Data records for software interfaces

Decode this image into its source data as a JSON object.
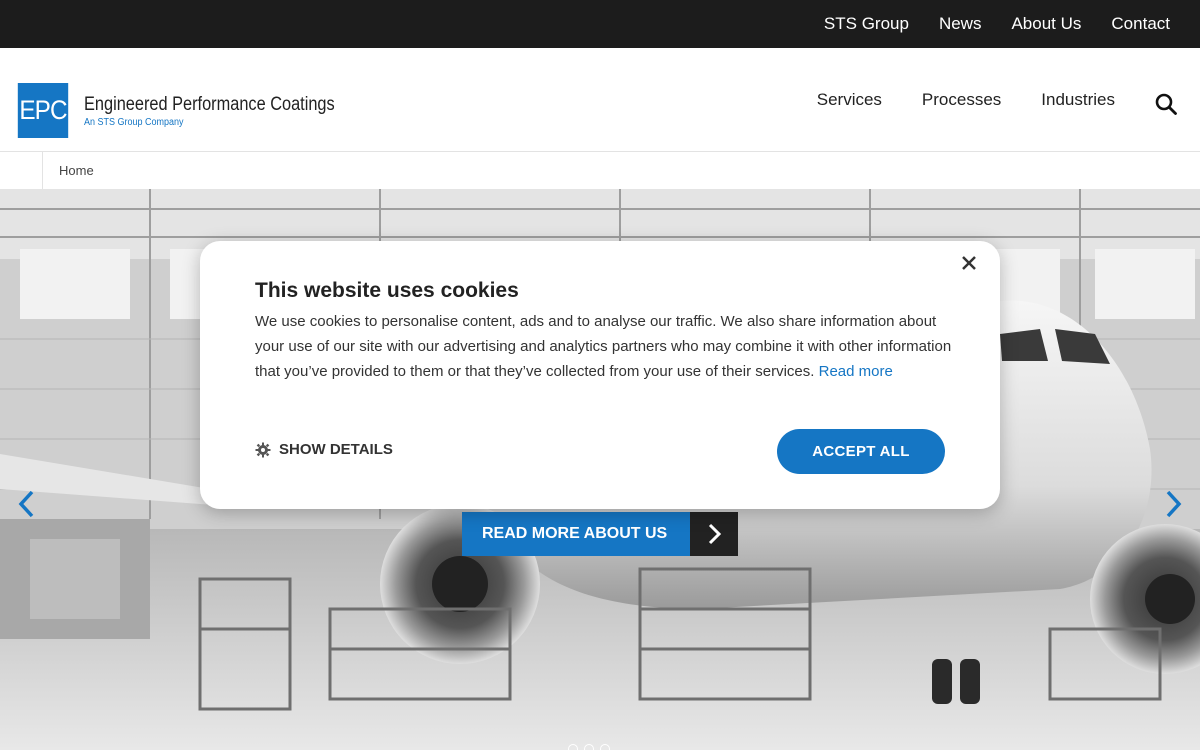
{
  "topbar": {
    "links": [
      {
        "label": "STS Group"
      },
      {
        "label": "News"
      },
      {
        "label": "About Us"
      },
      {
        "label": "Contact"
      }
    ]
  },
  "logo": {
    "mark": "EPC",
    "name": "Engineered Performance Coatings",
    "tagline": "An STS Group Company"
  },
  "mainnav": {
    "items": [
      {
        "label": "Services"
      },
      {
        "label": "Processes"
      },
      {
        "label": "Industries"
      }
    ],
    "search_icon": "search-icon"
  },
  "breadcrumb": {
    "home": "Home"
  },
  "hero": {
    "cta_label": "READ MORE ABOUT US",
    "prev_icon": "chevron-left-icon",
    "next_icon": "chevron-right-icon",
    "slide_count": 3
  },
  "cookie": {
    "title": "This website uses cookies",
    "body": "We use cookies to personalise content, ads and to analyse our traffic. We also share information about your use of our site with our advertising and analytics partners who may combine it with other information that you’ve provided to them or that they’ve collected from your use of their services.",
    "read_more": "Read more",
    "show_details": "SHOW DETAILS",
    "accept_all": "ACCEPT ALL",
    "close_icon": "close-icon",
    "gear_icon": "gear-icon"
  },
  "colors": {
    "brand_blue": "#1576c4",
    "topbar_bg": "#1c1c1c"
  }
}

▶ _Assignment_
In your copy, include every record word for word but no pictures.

▶ _Answer box_
Decode this image into its source data as a JSON object.
{
  "topbar": {
    "links": [
      {
        "label": "STS Group"
      },
      {
        "label": "News"
      },
      {
        "label": "About Us"
      },
      {
        "label": "Contact"
      }
    ]
  },
  "logo": {
    "mark": "EPC",
    "name": "Engineered Performance Coatings",
    "tagline": "An STS Group Company"
  },
  "mainnav": {
    "items": [
      {
        "label": "Services"
      },
      {
        "label": "Processes"
      },
      {
        "label": "Industries"
      }
    ],
    "search_icon": "search-icon"
  },
  "breadcrumb": {
    "home": "Home"
  },
  "hero": {
    "cta_label": "READ MORE ABOUT US",
    "prev_icon": "chevron-left-icon",
    "next_icon": "chevron-right-icon",
    "slide_count": 3
  },
  "cookie": {
    "title": "This website uses cookies",
    "body": "We use cookies to personalise content, ads and to analyse our traffic. We also share information about your use of our site with our advertising and analytics partners who may combine it with other information that you’ve provided to them or that they’ve collected from your use of their services.",
    "read_more": "Read more",
    "show_details": "SHOW DETAILS",
    "accept_all": "ACCEPT ALL",
    "close_icon": "close-icon",
    "gear_icon": "gear-icon"
  },
  "colors": {
    "brand_blue": "#1576c4",
    "topbar_bg": "#1c1c1c"
  }
}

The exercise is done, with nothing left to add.